Dataset rows describing interfaces:
- - - - - - -

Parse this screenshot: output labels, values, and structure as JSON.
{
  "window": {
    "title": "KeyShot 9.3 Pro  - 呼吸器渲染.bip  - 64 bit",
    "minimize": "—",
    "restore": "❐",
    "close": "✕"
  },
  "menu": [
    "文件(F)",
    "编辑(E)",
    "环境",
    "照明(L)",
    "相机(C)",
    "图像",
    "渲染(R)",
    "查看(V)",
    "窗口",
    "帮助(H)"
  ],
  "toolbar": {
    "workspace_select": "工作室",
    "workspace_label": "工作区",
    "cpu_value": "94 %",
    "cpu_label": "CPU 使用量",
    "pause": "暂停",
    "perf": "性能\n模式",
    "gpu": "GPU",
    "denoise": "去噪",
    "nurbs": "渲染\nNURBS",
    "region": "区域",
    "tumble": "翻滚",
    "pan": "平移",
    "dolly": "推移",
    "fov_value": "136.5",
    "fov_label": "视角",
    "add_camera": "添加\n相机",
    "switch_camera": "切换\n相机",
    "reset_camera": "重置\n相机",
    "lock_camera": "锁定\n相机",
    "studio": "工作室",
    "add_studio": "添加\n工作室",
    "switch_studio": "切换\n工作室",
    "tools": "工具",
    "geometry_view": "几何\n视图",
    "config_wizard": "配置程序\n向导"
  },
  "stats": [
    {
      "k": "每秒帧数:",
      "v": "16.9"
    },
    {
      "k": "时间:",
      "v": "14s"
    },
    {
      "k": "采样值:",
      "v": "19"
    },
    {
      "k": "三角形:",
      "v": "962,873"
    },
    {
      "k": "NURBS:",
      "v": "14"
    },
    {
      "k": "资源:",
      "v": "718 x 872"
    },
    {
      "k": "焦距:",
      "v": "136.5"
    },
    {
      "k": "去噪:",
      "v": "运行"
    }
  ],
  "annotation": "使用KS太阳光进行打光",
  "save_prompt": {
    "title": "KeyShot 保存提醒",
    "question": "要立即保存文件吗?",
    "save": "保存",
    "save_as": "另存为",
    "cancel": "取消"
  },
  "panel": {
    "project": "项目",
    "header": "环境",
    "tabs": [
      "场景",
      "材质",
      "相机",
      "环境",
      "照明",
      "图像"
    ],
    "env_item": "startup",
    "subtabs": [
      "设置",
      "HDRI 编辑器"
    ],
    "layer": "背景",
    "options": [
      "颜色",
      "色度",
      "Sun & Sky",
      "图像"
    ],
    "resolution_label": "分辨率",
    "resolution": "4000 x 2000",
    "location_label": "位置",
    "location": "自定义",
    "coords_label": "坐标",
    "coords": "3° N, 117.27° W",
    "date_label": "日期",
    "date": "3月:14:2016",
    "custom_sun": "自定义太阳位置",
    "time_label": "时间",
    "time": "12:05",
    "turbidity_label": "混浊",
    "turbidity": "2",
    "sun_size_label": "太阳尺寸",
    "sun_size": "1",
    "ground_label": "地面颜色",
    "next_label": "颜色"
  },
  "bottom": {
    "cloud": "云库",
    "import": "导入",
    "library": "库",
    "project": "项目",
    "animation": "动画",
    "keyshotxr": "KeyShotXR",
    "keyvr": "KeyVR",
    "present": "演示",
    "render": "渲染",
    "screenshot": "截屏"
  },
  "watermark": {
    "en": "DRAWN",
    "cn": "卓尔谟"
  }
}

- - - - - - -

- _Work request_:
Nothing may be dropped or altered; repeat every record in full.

- _Answer to this task_:
Parse this screenshot: output labels, values, and structure as JSON.
{
  "window": {
    "title": "KeyShot 9.3 Pro  - 呼吸器渲染.bip  - 64 bit",
    "minimize": "—",
    "restore": "❐",
    "close": "✕"
  },
  "menu": [
    "文件(F)",
    "编辑(E)",
    "环境",
    "照明(L)",
    "相机(C)",
    "图像",
    "渲染(R)",
    "查看(V)",
    "窗口",
    "帮助(H)"
  ],
  "toolbar": {
    "workspace_select": "工作室",
    "workspace_label": "工作区",
    "cpu_value": "94 %",
    "cpu_label": "CPU 使用量",
    "pause": "暂停",
    "perf": "性能\n模式",
    "gpu": "GPU",
    "denoise": "去噪",
    "nurbs": "渲染\nNURBS",
    "region": "区域",
    "tumble": "翻滚",
    "pan": "平移",
    "dolly": "推移",
    "fov_value": "136.5",
    "fov_label": "视角",
    "add_camera": "添加\n相机",
    "switch_camera": "切换\n相机",
    "reset_camera": "重置\n相机",
    "lock_camera": "锁定\n相机",
    "studio": "工作室",
    "add_studio": "添加\n工作室",
    "switch_studio": "切换\n工作室",
    "tools": "工具",
    "geometry_view": "几何\n视图",
    "config_wizard": "配置程序\n向导"
  },
  "stats": [
    {
      "k": "每秒帧数:",
      "v": "16.9"
    },
    {
      "k": "时间:",
      "v": "14s"
    },
    {
      "k": "采样值:",
      "v": "19"
    },
    {
      "k": "三角形:",
      "v": "962,873"
    },
    {
      "k": "NURBS:",
      "v": "14"
    },
    {
      "k": "资源:",
      "v": "718 x 872"
    },
    {
      "k": "焦距:",
      "v": "136.5"
    },
    {
      "k": "去噪:",
      "v": "运行"
    }
  ],
  "annotation": "使用KS太阳光进行打光",
  "save_prompt": {
    "title": "KeyShot 保存提醒",
    "question": "要立即保存文件吗?",
    "save": "保存",
    "save_as": "另存为",
    "cancel": "取消"
  },
  "panel": {
    "project": "项目",
    "header": "环境",
    "tabs": [
      "场景",
      "材质",
      "相机",
      "环境",
      "照明",
      "图像"
    ],
    "env_item": "startup",
    "subtabs": [
      "设置",
      "HDRI 编辑器"
    ],
    "layer": "背景",
    "options": [
      "颜色",
      "色度",
      "Sun & Sky",
      "图像"
    ],
    "resolution_label": "分辨率",
    "resolution": "4000 x 2000",
    "location_label": "位置",
    "location": "自定义",
    "coords_label": "坐标",
    "coords": "3° N, 117.27° W",
    "date_label": "日期",
    "date": "3月:14:2016",
    "custom_sun": "自定义太阳位置",
    "time_label": "时间",
    "time": "12:05",
    "turbidity_label": "混浊",
    "turbidity": "2",
    "sun_size_label": "太阳尺寸",
    "sun_size": "1",
    "ground_label": "地面颜色",
    "next_label": "颜色"
  },
  "bottom": {
    "cloud": "云库",
    "import": "导入",
    "library": "库",
    "project": "项目",
    "animation": "动画",
    "keyshotxr": "KeyShotXR",
    "keyvr": "KeyVR",
    "present": "演示",
    "render": "渲染",
    "screenshot": "截屏"
  },
  "watermark": {
    "en": "DRAWN",
    "cn": "卓尔谟"
  }
}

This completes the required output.